> Task to complete:
Give back each line of the data exactly.

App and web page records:
>>>
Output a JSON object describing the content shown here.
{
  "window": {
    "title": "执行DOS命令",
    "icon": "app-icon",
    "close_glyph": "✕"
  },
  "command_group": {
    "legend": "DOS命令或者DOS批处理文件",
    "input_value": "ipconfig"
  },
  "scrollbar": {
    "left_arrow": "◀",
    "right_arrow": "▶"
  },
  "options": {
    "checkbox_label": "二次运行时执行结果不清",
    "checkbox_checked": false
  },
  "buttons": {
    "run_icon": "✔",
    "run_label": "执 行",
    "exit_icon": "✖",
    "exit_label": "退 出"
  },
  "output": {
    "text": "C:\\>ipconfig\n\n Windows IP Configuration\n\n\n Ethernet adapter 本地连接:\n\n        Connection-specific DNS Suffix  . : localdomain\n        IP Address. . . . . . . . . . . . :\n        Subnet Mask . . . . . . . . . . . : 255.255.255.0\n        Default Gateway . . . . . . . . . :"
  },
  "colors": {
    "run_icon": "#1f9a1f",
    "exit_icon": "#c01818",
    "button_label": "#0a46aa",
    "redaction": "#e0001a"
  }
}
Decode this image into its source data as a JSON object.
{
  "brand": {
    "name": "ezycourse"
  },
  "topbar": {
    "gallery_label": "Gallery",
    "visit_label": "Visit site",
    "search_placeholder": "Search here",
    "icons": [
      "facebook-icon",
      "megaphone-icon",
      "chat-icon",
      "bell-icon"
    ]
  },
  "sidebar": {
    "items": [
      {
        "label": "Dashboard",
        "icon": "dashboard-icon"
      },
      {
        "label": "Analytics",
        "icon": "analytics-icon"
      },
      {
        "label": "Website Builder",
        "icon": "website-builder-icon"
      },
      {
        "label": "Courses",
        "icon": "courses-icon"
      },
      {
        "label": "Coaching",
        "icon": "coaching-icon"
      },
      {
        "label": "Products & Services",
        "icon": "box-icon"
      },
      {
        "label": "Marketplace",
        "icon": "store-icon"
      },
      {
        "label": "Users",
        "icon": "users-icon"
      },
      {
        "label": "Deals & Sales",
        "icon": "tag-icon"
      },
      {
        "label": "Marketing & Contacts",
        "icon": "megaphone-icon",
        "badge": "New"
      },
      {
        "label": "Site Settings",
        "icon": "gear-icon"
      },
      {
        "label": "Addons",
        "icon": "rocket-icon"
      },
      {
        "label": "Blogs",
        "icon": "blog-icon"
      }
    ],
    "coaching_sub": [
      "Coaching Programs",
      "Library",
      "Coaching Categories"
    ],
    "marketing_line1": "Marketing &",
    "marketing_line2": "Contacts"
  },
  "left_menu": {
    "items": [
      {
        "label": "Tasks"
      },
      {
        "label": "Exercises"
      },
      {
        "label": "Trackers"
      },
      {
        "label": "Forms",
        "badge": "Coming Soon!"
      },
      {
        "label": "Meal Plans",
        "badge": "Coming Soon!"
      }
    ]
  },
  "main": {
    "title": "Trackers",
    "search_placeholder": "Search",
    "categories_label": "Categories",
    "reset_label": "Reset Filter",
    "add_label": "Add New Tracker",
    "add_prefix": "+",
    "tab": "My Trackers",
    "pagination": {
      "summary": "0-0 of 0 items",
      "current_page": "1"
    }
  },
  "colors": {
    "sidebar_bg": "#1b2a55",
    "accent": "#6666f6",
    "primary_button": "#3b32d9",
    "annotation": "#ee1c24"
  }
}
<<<
> Solved problem:
Output a JSON object describing the content shown here.
{
  "window": {
    "title": "执行DOS命令",
    "icon": "app-icon",
    "close_glyph": "✕"
  },
  "command_group": {
    "legend": "DOS命令或者DOS批处理文件",
    "input_value": "ipconfig"
  },
  "scrollbar": {
    "left_arrow": "◀",
    "right_arrow": "▶"
  },
  "options": {
    "checkbox_label": "二次运行时执行结果不清",
    "checkbox_checked": false
  },
  "buttons": {
    "run_icon": "✔",
    "run_label": "执 行",
    "exit_icon": "✖",
    "exit_label": "退 出"
  },
  "output": {
    "text": "C:\\>ipconfig\n\n Windows IP Configuration\n\n\n Ethernet adapter 本地连接:\n\n        Connection-specific DNS Suffix  . : localdomain\n        IP Address. . . . . . . . . . . . :\n        Subnet Mask . . . . . . . . . . . : 255.255.255.0\n        Default Gateway . . . . . . . . . :"
  },
  "colors": {
    "run_icon": "#1f9a1f",
    "exit_icon": "#c01818",
    "button_label": "#0a46aa",
    "redaction": "#e0001a"
  }
}
Decode this image into its source data as a JSON object.
{
  "brand": {
    "name": "ezycourse"
  },
  "topbar": {
    "gallery_label": "Gallery",
    "visit_label": "Visit site",
    "search_placeholder": "Search here",
    "icons": [
      "facebook-icon",
      "megaphone-icon",
      "chat-icon",
      "bell-icon"
    ]
  },
  "sidebar": {
    "items": [
      {
        "label": "Dashboard",
        "icon": "dashboard-icon"
      },
      {
        "label": "Analytics",
        "icon": "analytics-icon"
      },
      {
        "label": "Website Builder",
        "icon": "website-builder-icon"
      },
      {
        "label": "Courses",
        "icon": "courses-icon"
      },
      {
        "label": "Coaching",
        "icon": "coaching-icon"
      },
      {
        "label": "Products & Services",
        "icon": "box-icon"
      },
      {
        "label": "Marketplace",
        "icon": "store-icon"
      },
      {
        "label": "Users",
        "icon": "users-icon"
      },
      {
        "label": "Deals & Sales",
        "icon": "tag-icon"
      },
      {
        "label": "Marketing & Contacts",
        "icon": "megaphone-icon",
        "badge": "New"
      },
      {
        "label": "Site Settings",
        "icon": "gear-icon"
      },
      {
        "label": "Addons",
        "icon": "rocket-icon"
      },
      {
        "label": "Blogs",
        "icon": "blog-icon"
      }
    ],
    "coaching_sub": [
      "Coaching Programs",
      "Library",
      "Coaching Categories"
    ],
    "marketing_line1": "Marketing &",
    "marketing_line2": "Contacts"
  },
  "left_menu": {
    "items": [
      {
        "label": "Tasks"
      },
      {
        "label": "Exercises"
      },
      {
        "label": "Trackers"
      },
      {
        "label": "Forms",
        "badge": "Coming Soon!"
      },
      {
        "label": "Meal Plans",
        "badge": "Coming Soon!"
      }
    ]
  },
  "main": {
    "title": "Trackers",
    "search_placeholder": "Search",
    "categories_label": "Categories",
    "reset_label": "Reset Filter",
    "add_label": "Add New Tracker",
    "add_prefix": "+",
    "tab": "My Trackers",
    "pagination": {
      "summary": "0-0 of 0 items",
      "current_page": "1"
    }
  },
  "colors": {
    "sidebar_bg": "#1b2a55",
    "accent": "#6666f6",
    "primary_button": "#3b32d9",
    "annotation": "#ee1c24"
  }
}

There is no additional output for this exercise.